[Extracted data entries]
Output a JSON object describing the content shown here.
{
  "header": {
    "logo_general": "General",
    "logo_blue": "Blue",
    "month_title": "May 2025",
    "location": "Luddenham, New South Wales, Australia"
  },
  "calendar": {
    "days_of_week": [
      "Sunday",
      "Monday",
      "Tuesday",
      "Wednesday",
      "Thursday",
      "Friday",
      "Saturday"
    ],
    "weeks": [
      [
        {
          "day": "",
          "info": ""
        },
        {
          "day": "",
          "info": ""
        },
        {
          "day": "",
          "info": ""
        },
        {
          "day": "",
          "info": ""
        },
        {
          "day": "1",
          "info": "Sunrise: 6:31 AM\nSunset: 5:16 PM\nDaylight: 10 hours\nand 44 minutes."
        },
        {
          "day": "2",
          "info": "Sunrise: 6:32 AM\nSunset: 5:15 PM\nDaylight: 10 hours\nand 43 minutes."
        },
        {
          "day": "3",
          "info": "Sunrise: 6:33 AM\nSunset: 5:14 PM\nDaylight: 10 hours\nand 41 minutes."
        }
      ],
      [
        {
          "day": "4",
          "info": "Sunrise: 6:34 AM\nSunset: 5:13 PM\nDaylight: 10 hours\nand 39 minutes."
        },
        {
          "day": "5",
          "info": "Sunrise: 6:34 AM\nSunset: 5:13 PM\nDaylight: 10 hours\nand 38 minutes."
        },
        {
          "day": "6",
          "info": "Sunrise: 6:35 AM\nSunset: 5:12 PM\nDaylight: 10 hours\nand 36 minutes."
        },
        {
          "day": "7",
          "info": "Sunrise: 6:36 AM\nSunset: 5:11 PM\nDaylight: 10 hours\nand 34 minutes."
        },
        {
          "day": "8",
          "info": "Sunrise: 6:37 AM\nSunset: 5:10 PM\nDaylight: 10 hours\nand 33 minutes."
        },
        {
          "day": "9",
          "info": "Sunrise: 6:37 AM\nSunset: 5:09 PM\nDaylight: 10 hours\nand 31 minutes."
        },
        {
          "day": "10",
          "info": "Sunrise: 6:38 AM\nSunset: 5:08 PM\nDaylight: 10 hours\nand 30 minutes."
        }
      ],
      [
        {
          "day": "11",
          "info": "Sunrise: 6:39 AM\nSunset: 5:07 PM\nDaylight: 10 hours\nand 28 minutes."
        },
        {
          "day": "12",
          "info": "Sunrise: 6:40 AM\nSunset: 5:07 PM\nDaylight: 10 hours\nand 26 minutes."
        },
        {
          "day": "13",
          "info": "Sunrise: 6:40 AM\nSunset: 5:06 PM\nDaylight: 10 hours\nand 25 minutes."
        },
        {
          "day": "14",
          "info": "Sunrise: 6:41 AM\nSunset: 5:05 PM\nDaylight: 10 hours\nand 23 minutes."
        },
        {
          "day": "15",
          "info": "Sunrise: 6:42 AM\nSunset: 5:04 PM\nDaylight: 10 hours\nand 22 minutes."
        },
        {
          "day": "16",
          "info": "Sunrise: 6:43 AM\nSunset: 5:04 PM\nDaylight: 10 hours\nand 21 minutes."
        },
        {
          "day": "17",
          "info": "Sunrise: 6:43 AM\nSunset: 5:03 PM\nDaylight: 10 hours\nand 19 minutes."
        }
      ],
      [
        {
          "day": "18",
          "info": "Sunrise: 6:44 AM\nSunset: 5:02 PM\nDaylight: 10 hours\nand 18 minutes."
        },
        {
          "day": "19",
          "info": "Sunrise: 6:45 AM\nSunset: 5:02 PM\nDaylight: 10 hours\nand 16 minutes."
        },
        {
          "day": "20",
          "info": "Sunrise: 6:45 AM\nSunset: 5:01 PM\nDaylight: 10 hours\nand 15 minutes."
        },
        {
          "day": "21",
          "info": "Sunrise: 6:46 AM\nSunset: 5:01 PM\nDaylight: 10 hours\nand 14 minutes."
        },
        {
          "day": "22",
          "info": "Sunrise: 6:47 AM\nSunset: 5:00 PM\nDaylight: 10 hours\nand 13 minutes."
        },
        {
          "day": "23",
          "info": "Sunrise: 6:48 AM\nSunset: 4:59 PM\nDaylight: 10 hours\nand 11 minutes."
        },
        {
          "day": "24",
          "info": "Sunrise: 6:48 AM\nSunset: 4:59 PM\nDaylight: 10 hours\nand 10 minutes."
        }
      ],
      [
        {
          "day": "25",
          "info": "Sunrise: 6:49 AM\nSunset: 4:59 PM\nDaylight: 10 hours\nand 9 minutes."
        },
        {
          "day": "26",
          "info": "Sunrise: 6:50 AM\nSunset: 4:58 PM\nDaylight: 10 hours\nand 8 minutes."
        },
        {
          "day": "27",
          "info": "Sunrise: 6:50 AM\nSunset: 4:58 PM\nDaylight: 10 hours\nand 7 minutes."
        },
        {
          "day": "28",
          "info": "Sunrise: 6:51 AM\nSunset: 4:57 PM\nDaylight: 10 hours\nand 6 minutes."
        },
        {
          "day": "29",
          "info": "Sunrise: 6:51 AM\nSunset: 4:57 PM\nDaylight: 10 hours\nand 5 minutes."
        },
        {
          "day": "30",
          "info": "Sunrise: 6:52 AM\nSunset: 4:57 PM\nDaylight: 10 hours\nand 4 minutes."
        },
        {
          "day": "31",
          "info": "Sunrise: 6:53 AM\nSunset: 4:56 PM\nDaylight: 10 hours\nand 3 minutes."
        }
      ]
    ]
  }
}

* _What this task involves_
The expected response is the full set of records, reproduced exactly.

* _Response to this task_
Output a JSON object describing the content shown here.
{
  "header": {
    "logo_general": "General",
    "logo_blue": "Blue",
    "month_title": "May 2025",
    "location": "Luddenham, New South Wales, Australia"
  },
  "calendar": {
    "days_of_week": [
      "Sunday",
      "Monday",
      "Tuesday",
      "Wednesday",
      "Thursday",
      "Friday",
      "Saturday"
    ],
    "weeks": [
      [
        {
          "day": "",
          "info": ""
        },
        {
          "day": "",
          "info": ""
        },
        {
          "day": "",
          "info": ""
        },
        {
          "day": "",
          "info": ""
        },
        {
          "day": "1",
          "info": "Sunrise: 6:31 AM\nSunset: 5:16 PM\nDaylight: 10 hours\nand 44 minutes."
        },
        {
          "day": "2",
          "info": "Sunrise: 6:32 AM\nSunset: 5:15 PM\nDaylight: 10 hours\nand 43 minutes."
        },
        {
          "day": "3",
          "info": "Sunrise: 6:33 AM\nSunset: 5:14 PM\nDaylight: 10 hours\nand 41 minutes."
        }
      ],
      [
        {
          "day": "4",
          "info": "Sunrise: 6:34 AM\nSunset: 5:13 PM\nDaylight: 10 hours\nand 39 minutes."
        },
        {
          "day": "5",
          "info": "Sunrise: 6:34 AM\nSunset: 5:13 PM\nDaylight: 10 hours\nand 38 minutes."
        },
        {
          "day": "6",
          "info": "Sunrise: 6:35 AM\nSunset: 5:12 PM\nDaylight: 10 hours\nand 36 minutes."
        },
        {
          "day": "7",
          "info": "Sunrise: 6:36 AM\nSunset: 5:11 PM\nDaylight: 10 hours\nand 34 minutes."
        },
        {
          "day": "8",
          "info": "Sunrise: 6:37 AM\nSunset: 5:10 PM\nDaylight: 10 hours\nand 33 minutes."
        },
        {
          "day": "9",
          "info": "Sunrise: 6:37 AM\nSunset: 5:09 PM\nDaylight: 10 hours\nand 31 minutes."
        },
        {
          "day": "10",
          "info": "Sunrise: 6:38 AM\nSunset: 5:08 PM\nDaylight: 10 hours\nand 30 minutes."
        }
      ],
      [
        {
          "day": "11",
          "info": "Sunrise: 6:39 AM\nSunset: 5:07 PM\nDaylight: 10 hours\nand 28 minutes."
        },
        {
          "day": "12",
          "info": "Sunrise: 6:40 AM\nSunset: 5:07 PM\nDaylight: 10 hours\nand 26 minutes."
        },
        {
          "day": "13",
          "info": "Sunrise: 6:40 AM\nSunset: 5:06 PM\nDaylight: 10 hours\nand 25 minutes."
        },
        {
          "day": "14",
          "info": "Sunrise: 6:41 AM\nSunset: 5:05 PM\nDaylight: 10 hours\nand 23 minutes."
        },
        {
          "day": "15",
          "info": "Sunrise: 6:42 AM\nSunset: 5:04 PM\nDaylight: 10 hours\nand 22 minutes."
        },
        {
          "day": "16",
          "info": "Sunrise: 6:43 AM\nSunset: 5:04 PM\nDaylight: 10 hours\nand 21 minutes."
        },
        {
          "day": "17",
          "info": "Sunrise: 6:43 AM\nSunset: 5:03 PM\nDaylight: 10 hours\nand 19 minutes."
        }
      ],
      [
        {
          "day": "18",
          "info": "Sunrise: 6:44 AM\nSunset: 5:02 PM\nDaylight: 10 hours\nand 18 minutes."
        },
        {
          "day": "19",
          "info": "Sunrise: 6:45 AM\nSunset: 5:02 PM\nDaylight: 10 hours\nand 16 minutes."
        },
        {
          "day": "20",
          "info": "Sunrise: 6:45 AM\nSunset: 5:01 PM\nDaylight: 10 hours\nand 15 minutes."
        },
        {
          "day": "21",
          "info": "Sunrise: 6:46 AM\nSunset: 5:01 PM\nDaylight: 10 hours\nand 14 minutes."
        },
        {
          "day": "22",
          "info": "Sunrise: 6:47 AM\nSunset: 5:00 PM\nDaylight: 10 hours\nand 13 minutes."
        },
        {
          "day": "23",
          "info": "Sunrise: 6:48 AM\nSunset: 4:59 PM\nDaylight: 10 hours\nand 11 minutes."
        },
        {
          "day": "24",
          "info": "Sunrise: 6:48 AM\nSunset: 4:59 PM\nDaylight: 10 hours\nand 10 minutes."
        }
      ],
      [
        {
          "day": "25",
          "info": "Sunrise: 6:49 AM\nSunset: 4:59 PM\nDaylight: 10 hours\nand 9 minutes."
        },
        {
          "day": "26",
          "info": "Sunrise: 6:50 AM\nSunset: 4:58 PM\nDaylight: 10 hours\nand 8 minutes."
        },
        {
          "day": "27",
          "info": "Sunrise: 6:50 AM\nSunset: 4:58 PM\nDaylight: 10 hours\nand 7 minutes."
        },
        {
          "day": "28",
          "info": "Sunrise: 6:51 AM\nSunset: 4:57 PM\nDaylight: 10 hours\nand 6 minutes."
        },
        {
          "day": "29",
          "info": "Sunrise: 6:51 AM\nSunset: 4:57 PM\nDaylight: 10 hours\nand 5 minutes."
        },
        {
          "day": "30",
          "info": "Sunrise: 6:52 AM\nSunset: 4:57 PM\nDaylight: 10 hours\nand 4 minutes."
        },
        {
          "day": "31",
          "info": "Sunrise: 6:53 AM\nSunset: 4:56 PM\nDaylight: 10 hours\nand 3 minutes."
        }
      ]
    ]
  }
}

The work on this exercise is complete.